Intrauterine Insemination (IUI)

How does IUI work?

IUI is the fertility treatment which is closest to natural conception.

The chance of pregnancy is increased by giving drugs which ensure that at least one good oocyte (egg) is released, and preparing the partner’s sperm sample so that it can be placed much nearer the egg (in the uterus using a fine catheter).

Selecting couples for IUI

IUI is the right treatment for couples who have no identifiable cause for their infertility, and where a borderline sperm issue may have been detected. (For example, a man may have a reduced % motility, but such a high sperm count that it more than compensates for it.)

We determine whether IUI is the right course of action by using a Test Wash, a trial sperm preparation and an extension to the semen analysis which harvests the best sperm from a sample and determines whether there are sufficient for IUI. We need around 5 million progressively motile sperm for a reasonable chance of pregnancy.
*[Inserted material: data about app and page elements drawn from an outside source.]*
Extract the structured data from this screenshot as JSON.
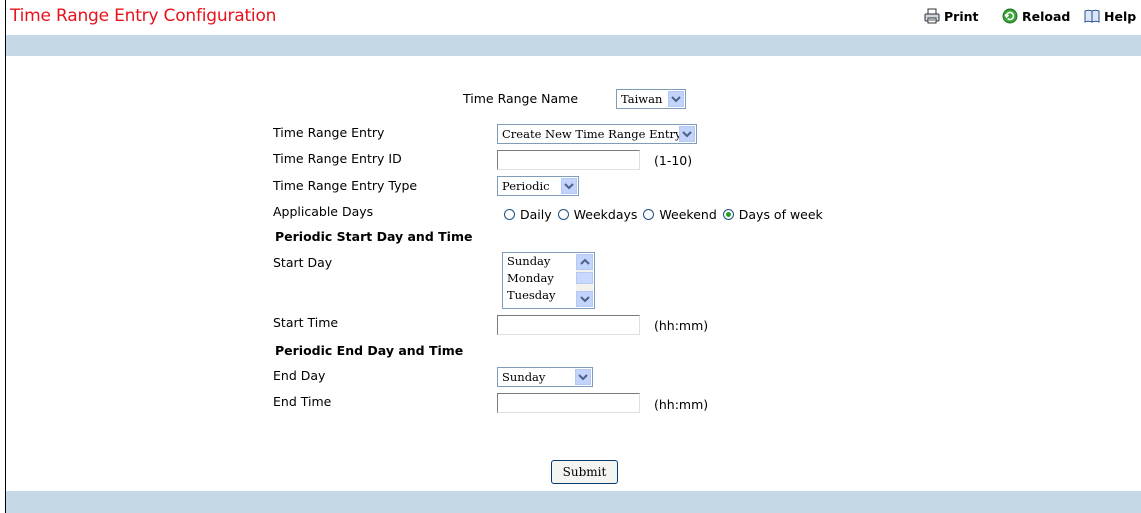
{
  "page_title": "Time Range Entry Configuration",
  "toolbar": {
    "print": "Print",
    "reload": "Reload",
    "help": "Help"
  },
  "colors": {
    "title": "#e8121b",
    "band": "#c5d8e6",
    "radio_selected": "#21a121"
  },
  "form": {
    "time_range_name": {
      "label": "Time Range Name",
      "value": "Taiwan"
    },
    "time_range_entry": {
      "label": "Time Range Entry",
      "value": "Create New Time Range Entry"
    },
    "time_range_entry_id": {
      "label": "Time Range Entry ID",
      "value": "",
      "hint": "(1-10)"
    },
    "time_range_entry_type": {
      "label": "Time Range Entry Type",
      "value": "Periodic"
    },
    "applicable_days": {
      "label": "Applicable Days",
      "options": [
        "Daily",
        "Weekdays",
        "Weekend",
        "Days of week"
      ],
      "selected": "Days of week"
    },
    "periodic_start_header": "Periodic Start Day and Time",
    "start_day": {
      "label": "Start Day",
      "options": [
        "Sunday",
        "Monday",
        "Tuesday"
      ]
    },
    "start_time": {
      "label": "Start Time",
      "value": "",
      "hint": "(hh:mm)"
    },
    "periodic_end_header": "Periodic End Day and Time",
    "end_day": {
      "label": "End Day",
      "value": "Sunday"
    },
    "end_time": {
      "label": "End Time",
      "value": "",
      "hint": "(hh:mm)"
    },
    "submit": "Submit"
  }
}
For more information of semen analysis and test wash, please click here.

Process of IUI

IUI process is relatively simple. The female partner takes a drug by injection (Follicle Stimulating Hormone, or FSH) for a few days to ensure that at least one egg (oocytes) matures in that cycle. A second drug is given to trigger ovulation, and a date/time for the IUI is then planned.
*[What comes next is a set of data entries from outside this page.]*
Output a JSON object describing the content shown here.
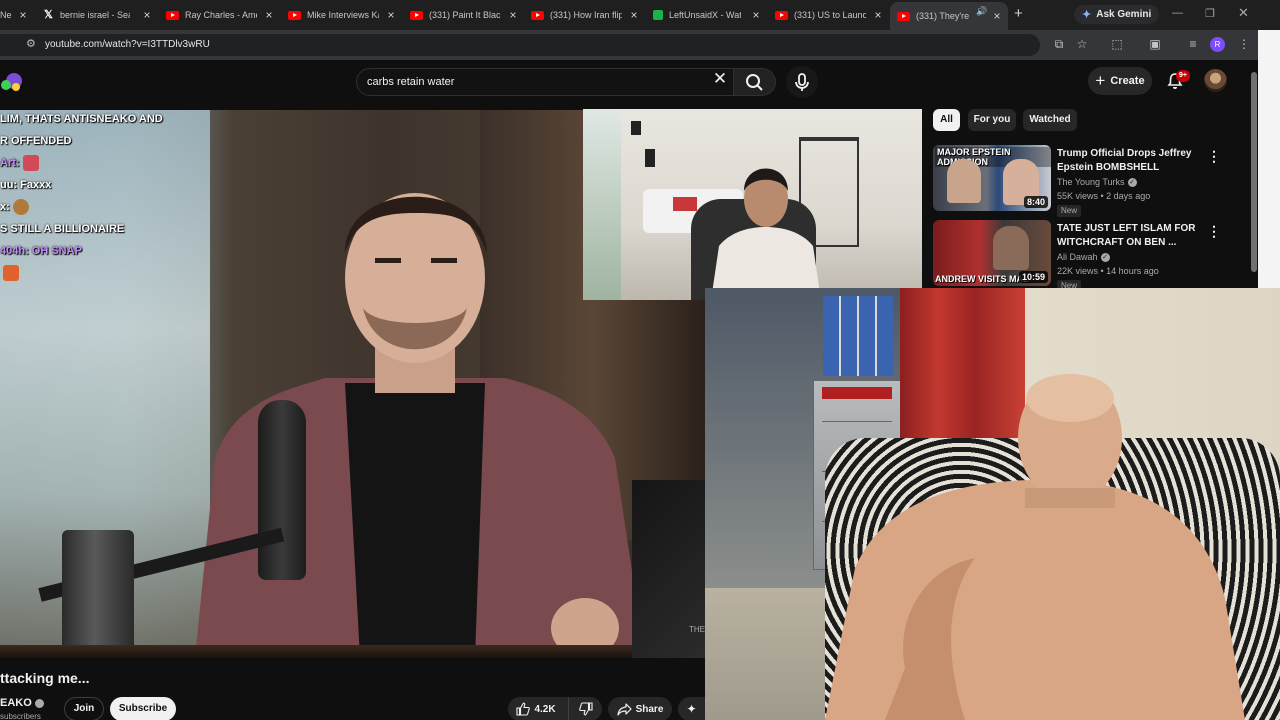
{
  "browser": {
    "tabs": [
      {
        "label": "Ne",
        "icon": "generic-icon"
      },
      {
        "label": "bernie israel - Sear",
        "icon": "x-icon"
      },
      {
        "label": "Ray Charles - Ame",
        "icon": "youtube-icon"
      },
      {
        "label": "Mike Interviews Ka",
        "icon": "youtube-icon"
      },
      {
        "label": "(331) Paint It Black",
        "icon": "youtube-icon"
      },
      {
        "label": "(331) How Iran flip",
        "icon": "youtube-icon"
      },
      {
        "label": "LeftUnsaidX - Wate",
        "icon": "leftunsaid-icon"
      },
      {
        "label": "(331) US to Launch",
        "icon": "youtube-icon"
      },
      {
        "label": "(331) They're a",
        "icon": "youtube-icon"
      }
    ],
    "ask_gemini": "Ask Gemini",
    "url": "youtube.com/watch?v=I3TTDlv3wRU"
  },
  "youtube": {
    "search_value": "carbs retain water",
    "create_label": "Create",
    "notifications_badge": "9+"
  },
  "video": {
    "chat": [
      "LIM, THATS ANTISNEAKO AND",
      "R OFFENDED",
      "Art:",
      "uu: Faxxx",
      "x:",
      "S STILL A BILLIONAIRE",
      "404h: OH SNAP",
      ""
    ],
    "watermark": "THE",
    "title": "ttacking me...",
    "channel": "EAKO",
    "subscribers": "subscribers",
    "join_label": "Join",
    "subscribe_label": "Subscribe",
    "likes": "4.2K",
    "share_label": "Share"
  },
  "recommendations": {
    "chips": [
      "All",
      "For you",
      "Watched"
    ],
    "items": [
      {
        "thumb_caption": "MAJOR EPSTEIN ADMISSION",
        "duration": "8:40",
        "title": "Trump Official Drops Jeffrey Epstein BOMBSHELL",
        "channel": "The Young Turks",
        "meta": "55K views • 2 days ago",
        "badge": "New"
      },
      {
        "thumb_caption": "ANDREW VISITS MAL",
        "duration": "10:59",
        "title": "TATE JUST LEFT ISLAM FOR WITCHCRAFT ON BEN ...",
        "channel": "Ali Dawah",
        "meta": "22K views • 14 hours ago",
        "badge": "New"
      }
    ]
  },
  "colors": {
    "youtube_red": "#ff0000",
    "background": "#0f0f0f",
    "chip_active": "#f1f1f1"
  }
}
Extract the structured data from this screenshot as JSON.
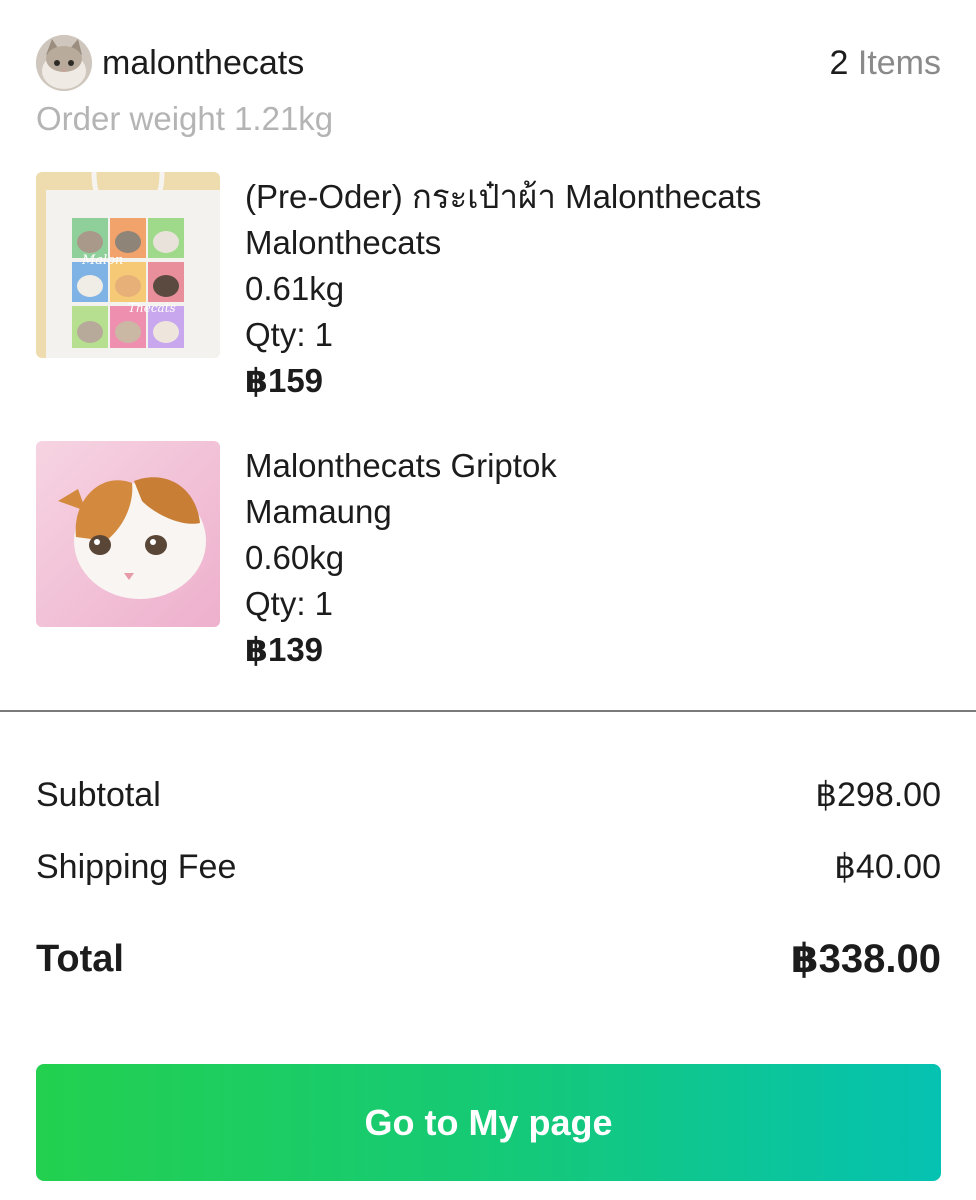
{
  "shop": {
    "name": "malonthecats",
    "item_count": "2",
    "item_count_label": "Items",
    "order_weight": "Order weight 1.21kg"
  },
  "products": [
    {
      "title": "(Pre-Oder) กระเป๋าผ้า Malonthecats",
      "variant": "Malonthecats",
      "weight": "0.61kg",
      "qty": "Qty: 1",
      "price": "฿159",
      "thumb_text_top": "Malon",
      "thumb_text_bottom": "Thecats"
    },
    {
      "title": "Malonthecats Griptok",
      "variant": "Mamaung",
      "weight": "0.60kg",
      "qty": "Qty: 1",
      "price": "฿139"
    }
  ],
  "summary": {
    "subtotal_label": "Subtotal",
    "subtotal_value": "฿298.00",
    "shipping_label": "Shipping Fee",
    "shipping_value": "฿40.00",
    "total_label": "Total",
    "total_value": "฿338.00"
  },
  "cta": {
    "label": "Go to My page"
  },
  "colors": {
    "cta_gradient_start": "#23d04f",
    "cta_gradient_end": "#05c2b2",
    "muted_text": "#b4b4b4",
    "divider": "#7a7a7a"
  }
}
On the day of treatment the male partner provides a semen sample, which the laboratory then processes to harvest the best (most motile) sperm – see below. These sperm are then placed inside the uterus (womb) using a specialised catheter.

How successful is IUI?

In the right hands, IUI can be more successful than natural conception. Pregnancy rates commonly quoted in the literature are usually between approximately 12-20% pregnancy rate per attempt – whereas it takes 85% of couples 12 months to conceive naturally, equating to about 7% per month

Over the past 5 years, our clinic has an average live birth rate of approximately 15%. We also don’t see any significant drop off in success rate whether it’s a 1st, 2nd or 3rd attempt.

IUI success depends on female age and quality of ovulation more than any other factor.

Who should not have IUI?

IUI is not appropriate for couples with moderate to severe male factor infertility, tubal infertility or severe endometriosis.

If IUI is not for you or it has not been successful after a number of attempts, we would recommend a referral for IVF (in-vitro fertilisation).

NICE guidelines and the changing face of fertility treatment

In 2013, NICE recommended a change in the approach to the treatment of unexplained infertility. It meant that even if there is no apparent cause of infertility, IVF is currently the recommended treatment for the patient without trying anything else first. NICE’s conclusions were based on very view studies, making the new guideline extremely controversial. It also dismissed other lower cost, less complex treatments, like IUI.

Since this time new evidence has come to light, in support of IUI in particular. Here at NUH, we are firm believers in ‘evidence-based medicine’ – and this approach is supported by our own data. A significant number of our couples with unexplained infertility achieve a live birth through IUI, without the need for IVF. At less than half the cost, we believe that is reason enough to pursue ‘low-complexity’ treatments – if it is right for the couple.

A similar view is taken across Europe with recent publications in the Netherlands (Van Ekelen et al, 2019), and more recently by the Canadian Fertility and Andrology Society (2019), suggesting that an evidence-based approach is required and IVF should not be used as the first option.

NUH Life therefore continues to recommend a more holistic approach in line with previous NICE guidelines of 2004, which recommends referral for IVF only when all other reasonable options have been tried. That said, IVF will always be the recommended treatment in patients with tubal occlusion, moderate-severe male factor, or in those couples who fail to achieve a pregnancy after several attempts at IUI.

What is meant by cost-effectiveness of treatment?

Since NHS funding for fertility treatment is often limited and some individuals or couples have to pay for their treatment, centres are very conscious of cost-effectiveness.

This is measured not only by the ‘success rates’ of a certain treatment, but also how much it costs and effectively the cost of a live birth. When calculating the cost-effectiveness of a treatment and comparing it with other treatments it is very important that this takes into account a relatively large number of treatment cycles, a realistic chances of success and the cost of the failed cycles.

What do we mean by a holistic approach to fertility investigations and treatment?

There is no ‘one size fits all’ approach to treatment, and we believe that we have to start by investigating the essentials, taking a very comprehensive history and talking through the options.

Sometimes the initial tests are very clear and treatment can be directed immediately. It maybe that time is against the couple, and treatments are recommended sooner rather than later simply because of age. Alternatively, it may be that all the couple requires is some advice, some relaxation therapies and possibly a tablet to help ovulation.

Somewhere in between are a whole number of different treatment options, but we always recommend that the simplest and least costly options are attempted first before embarking on the more complex ones.